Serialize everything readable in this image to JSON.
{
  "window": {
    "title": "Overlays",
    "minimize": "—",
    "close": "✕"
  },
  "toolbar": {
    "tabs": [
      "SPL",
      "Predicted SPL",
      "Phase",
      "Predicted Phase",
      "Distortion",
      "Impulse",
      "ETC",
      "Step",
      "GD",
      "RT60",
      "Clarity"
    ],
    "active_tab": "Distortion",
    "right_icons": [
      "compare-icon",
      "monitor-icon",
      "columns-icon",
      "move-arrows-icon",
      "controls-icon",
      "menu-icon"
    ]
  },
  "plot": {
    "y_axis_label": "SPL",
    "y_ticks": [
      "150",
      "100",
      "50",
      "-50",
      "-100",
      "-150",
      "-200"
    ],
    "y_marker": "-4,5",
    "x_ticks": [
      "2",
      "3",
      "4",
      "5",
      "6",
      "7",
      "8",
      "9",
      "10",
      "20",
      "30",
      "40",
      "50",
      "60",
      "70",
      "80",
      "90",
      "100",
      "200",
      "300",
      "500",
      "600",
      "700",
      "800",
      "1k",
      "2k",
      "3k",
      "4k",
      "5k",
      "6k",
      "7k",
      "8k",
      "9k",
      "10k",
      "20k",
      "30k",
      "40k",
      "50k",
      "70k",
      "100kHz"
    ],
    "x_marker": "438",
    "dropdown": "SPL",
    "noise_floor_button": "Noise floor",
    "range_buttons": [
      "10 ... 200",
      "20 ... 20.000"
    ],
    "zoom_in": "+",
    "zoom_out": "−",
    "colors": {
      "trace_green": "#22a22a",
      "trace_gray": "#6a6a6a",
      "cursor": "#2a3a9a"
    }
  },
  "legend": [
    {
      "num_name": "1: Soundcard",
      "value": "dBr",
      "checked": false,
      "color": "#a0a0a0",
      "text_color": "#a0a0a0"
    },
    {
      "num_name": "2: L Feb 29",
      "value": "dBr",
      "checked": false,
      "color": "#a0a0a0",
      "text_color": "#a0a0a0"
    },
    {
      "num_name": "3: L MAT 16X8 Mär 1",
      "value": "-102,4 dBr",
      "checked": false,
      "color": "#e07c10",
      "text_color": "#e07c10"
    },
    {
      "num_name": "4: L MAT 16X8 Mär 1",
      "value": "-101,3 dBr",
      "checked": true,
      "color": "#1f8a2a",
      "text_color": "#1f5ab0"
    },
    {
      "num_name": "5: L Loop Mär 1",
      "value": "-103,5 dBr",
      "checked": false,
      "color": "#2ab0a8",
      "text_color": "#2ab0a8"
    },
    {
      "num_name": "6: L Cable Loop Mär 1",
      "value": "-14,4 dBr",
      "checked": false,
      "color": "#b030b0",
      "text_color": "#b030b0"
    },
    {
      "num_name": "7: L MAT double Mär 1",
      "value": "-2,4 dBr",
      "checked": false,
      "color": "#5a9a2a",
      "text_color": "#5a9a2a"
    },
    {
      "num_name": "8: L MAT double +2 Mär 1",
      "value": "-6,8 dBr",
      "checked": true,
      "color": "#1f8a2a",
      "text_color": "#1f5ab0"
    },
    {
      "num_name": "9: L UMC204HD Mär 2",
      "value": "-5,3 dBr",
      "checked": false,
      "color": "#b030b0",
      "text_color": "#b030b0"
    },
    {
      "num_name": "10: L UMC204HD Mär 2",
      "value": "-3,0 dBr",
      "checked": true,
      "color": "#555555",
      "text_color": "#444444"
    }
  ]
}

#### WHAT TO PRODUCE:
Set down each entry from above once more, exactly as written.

#### COMPLETED TASK:
Serialize everything readable in this image to JSON.
{
  "window": {
    "title": "Overlays",
    "minimize": "—",
    "close": "✕"
  },
  "toolbar": {
    "tabs": [
      "SPL",
      "Predicted SPL",
      "Phase",
      "Predicted Phase",
      "Distortion",
      "Impulse",
      "ETC",
      "Step",
      "GD",
      "RT60",
      "Clarity"
    ],
    "active_tab": "Distortion",
    "right_icons": [
      "compare-icon",
      "monitor-icon",
      "columns-icon",
      "move-arrows-icon",
      "controls-icon",
      "menu-icon"
    ]
  },
  "plot": {
    "y_axis_label": "SPL",
    "y_ticks": [
      "150",
      "100",
      "50",
      "-50",
      "-100",
      "-150",
      "-200"
    ],
    "y_marker": "-4,5",
    "x_ticks": [
      "2",
      "3",
      "4",
      "5",
      "6",
      "7",
      "8",
      "9",
      "10",
      "20",
      "30",
      "40",
      "50",
      "60",
      "70",
      "80",
      "90",
      "100",
      "200",
      "300",
      "500",
      "600",
      "700",
      "800",
      "1k",
      "2k",
      "3k",
      "4k",
      "5k",
      "6k",
      "7k",
      "8k",
      "9k",
      "10k",
      "20k",
      "30k",
      "40k",
      "50k",
      "70k",
      "100kHz"
    ],
    "x_marker": "438",
    "dropdown": "SPL",
    "noise_floor_button": "Noise floor",
    "range_buttons": [
      "10 ... 200",
      "20 ... 20.000"
    ],
    "zoom_in": "+",
    "zoom_out": "−",
    "colors": {
      "trace_green": "#22a22a",
      "trace_gray": "#6a6a6a",
      "cursor": "#2a3a9a"
    }
  },
  "legend": [
    {
      "num_name": "1: Soundcard",
      "value": "dBr",
      "checked": false,
      "color": "#a0a0a0",
      "text_color": "#a0a0a0"
    },
    {
      "num_name": "2: L Feb 29",
      "value": "dBr",
      "checked": false,
      "color": "#a0a0a0",
      "text_color": "#a0a0a0"
    },
    {
      "num_name": "3: L MAT 16X8 Mär 1",
      "value": "-102,4 dBr",
      "checked": false,
      "color": "#e07c10",
      "text_color": "#e07c10"
    },
    {
      "num_name": "4: L MAT 16X8 Mär 1",
      "value": "-101,3 dBr",
      "checked": true,
      "color": "#1f8a2a",
      "text_color": "#1f5ab0"
    },
    {
      "num_name": "5: L Loop Mär 1",
      "value": "-103,5 dBr",
      "checked": false,
      "color": "#2ab0a8",
      "text_color": "#2ab0a8"
    },
    {
      "num_name": "6: L Cable Loop Mär 1",
      "value": "-14,4 dBr",
      "checked": false,
      "color": "#b030b0",
      "text_color": "#b030b0"
    },
    {
      "num_name": "7: L MAT double Mär 1",
      "value": "-2,4 dBr",
      "checked": false,
      "color": "#5a9a2a",
      "text_color": "#5a9a2a"
    },
    {
      "num_name": "8: L MAT double +2 Mär 1",
      "value": "-6,8 dBr",
      "checked": true,
      "color": "#1f8a2a",
      "text_color": "#1f5ab0"
    },
    {
      "num_name": "9: L UMC204HD Mär 2",
      "value": "-5,3 dBr",
      "checked": false,
      "color": "#b030b0",
      "text_color": "#b030b0"
    },
    {
      "num_name": "10: L UMC204HD Mär 2",
      "value": "-3,0 dBr",
      "checked": true,
      "color": "#555555",
      "text_color": "#444444"
    }
  ]
}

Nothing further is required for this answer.